· More than 140,000 patient consultations with nearly 50,000 new patients
· 71% of visits have been for women and children
· Nearly 800 children have been born at the hospital since the opening of the Maternity building in November 2014
· 7 Cambodian doctors have graduated from three year hospital training program.
· Currently employs over 180 people
· The Neo Natal Intensive care unit opened November 2015. To date the NICU has served 49 children
· Centralized Medical Gas System for NICU and campus opened in November 2016.
· Surgical department opened in 2015
· Surgical team has performed over 360 surgeries in 2016, not including C-Sections. 86 surgeries have been for children
· Blood bank opened in August 2016
· A Learning Center for children of hospital staff opened on June 12
Sonja Kill Memorial Hospital has been blessed with international support from medical and administrative partners as well as volunteers from around the world to serve and teach. The local Cambodian staff continues to grow and serves as the primary patient care providers.
The team is grateful for all the support that has been given this past five years; however, there remains more to do. Future development includes the addition of a CT scan, upgraded X-ray diagnostic equipment, continued development of staff training programming and pursuit of international accreditations. Please consider how you can make a difference at the Sonja Kill Memorial Hospital. Go to https://www.hopeww.org/donate . Use the drop down box and select Sonja Kill Memorial Hospital. If you wish to learn more about the Sonja Kill Memorial Hospital, please visit www.skmh.org .
Dr. Rin Receiving the Empathy Amplified AwardClick here to watch .
Jenny Harkabus spent Christmas serving in the Philippines. She wrote this, and also made a short video:
I did not imagine that I would be spending Christmas in the Philippines for my first HOPE Youth Corps experience. This opportunity has deeply changed my perspective on the importance of service in my daily walk.
We are created in God's image, therefore we are meant to help and serve others. I know this to be true because I have never felt so used by God and fulfilled, than the times spent serving and pouring out my love in the Philippines.
James 1:27 says, " Religion that God our Father accepts as pure and faultless is this: to look after orphans and widows in their distress and to keep oneself from being polluted by the world." Some translations refer to this as true religion. The bible also stresses the importance of giving to the poor (1 John 3:17, Matt 9:21, Proverbs 14:31). God considers caring for the poor and orphans as true religion, yet this can be an area of faith that is overlooked.

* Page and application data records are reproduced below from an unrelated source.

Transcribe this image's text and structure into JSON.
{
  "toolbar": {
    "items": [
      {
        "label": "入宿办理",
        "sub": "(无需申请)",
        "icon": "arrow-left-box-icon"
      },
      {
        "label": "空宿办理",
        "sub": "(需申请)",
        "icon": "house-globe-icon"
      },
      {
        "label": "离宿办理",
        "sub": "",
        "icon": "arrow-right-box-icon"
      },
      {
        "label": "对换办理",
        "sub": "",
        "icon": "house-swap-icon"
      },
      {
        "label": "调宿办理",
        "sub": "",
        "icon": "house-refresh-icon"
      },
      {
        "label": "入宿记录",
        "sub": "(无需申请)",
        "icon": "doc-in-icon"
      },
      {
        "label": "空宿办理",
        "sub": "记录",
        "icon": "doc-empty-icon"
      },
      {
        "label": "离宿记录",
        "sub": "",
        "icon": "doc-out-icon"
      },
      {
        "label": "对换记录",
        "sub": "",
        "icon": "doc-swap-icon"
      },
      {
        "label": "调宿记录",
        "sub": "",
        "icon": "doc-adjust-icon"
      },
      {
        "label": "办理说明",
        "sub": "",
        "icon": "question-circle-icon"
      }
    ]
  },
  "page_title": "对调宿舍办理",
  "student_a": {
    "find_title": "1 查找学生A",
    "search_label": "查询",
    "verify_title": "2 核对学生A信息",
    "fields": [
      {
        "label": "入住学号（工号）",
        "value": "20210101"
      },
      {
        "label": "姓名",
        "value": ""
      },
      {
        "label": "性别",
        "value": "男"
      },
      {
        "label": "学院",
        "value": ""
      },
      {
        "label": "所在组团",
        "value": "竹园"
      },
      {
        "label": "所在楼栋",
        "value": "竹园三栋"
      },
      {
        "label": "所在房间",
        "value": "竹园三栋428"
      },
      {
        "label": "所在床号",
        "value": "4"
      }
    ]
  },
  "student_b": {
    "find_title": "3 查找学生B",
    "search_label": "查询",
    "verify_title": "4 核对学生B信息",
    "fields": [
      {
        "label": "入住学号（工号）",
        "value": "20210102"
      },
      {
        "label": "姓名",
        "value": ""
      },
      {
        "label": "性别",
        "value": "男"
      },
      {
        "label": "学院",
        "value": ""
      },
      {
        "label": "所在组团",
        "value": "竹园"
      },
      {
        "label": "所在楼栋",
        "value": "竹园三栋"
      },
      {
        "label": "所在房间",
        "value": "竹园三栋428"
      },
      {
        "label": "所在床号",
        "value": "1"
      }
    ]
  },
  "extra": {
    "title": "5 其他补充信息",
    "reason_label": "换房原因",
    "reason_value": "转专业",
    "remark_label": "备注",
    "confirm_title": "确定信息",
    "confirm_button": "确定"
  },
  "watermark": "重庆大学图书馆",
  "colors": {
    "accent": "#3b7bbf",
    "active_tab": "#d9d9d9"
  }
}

I was privileged to spend time with girls who have experienced trauma and abuse at the HOPE worldwide center in Laguna. Many of these girls have been separated from their families, becoming orphans, as a result of the abuse they have experienced. I also received the opportunity to play with children within the community as we rebuilt their homes and provided them with medical care. I witnessed the children’s precious value for human relationships, as they clung to me emotionally and physically. They showed me instant love and respect, which I find to be rare in today’s society. Our focus should be about investing in others just as the children in the Philippines invested in me.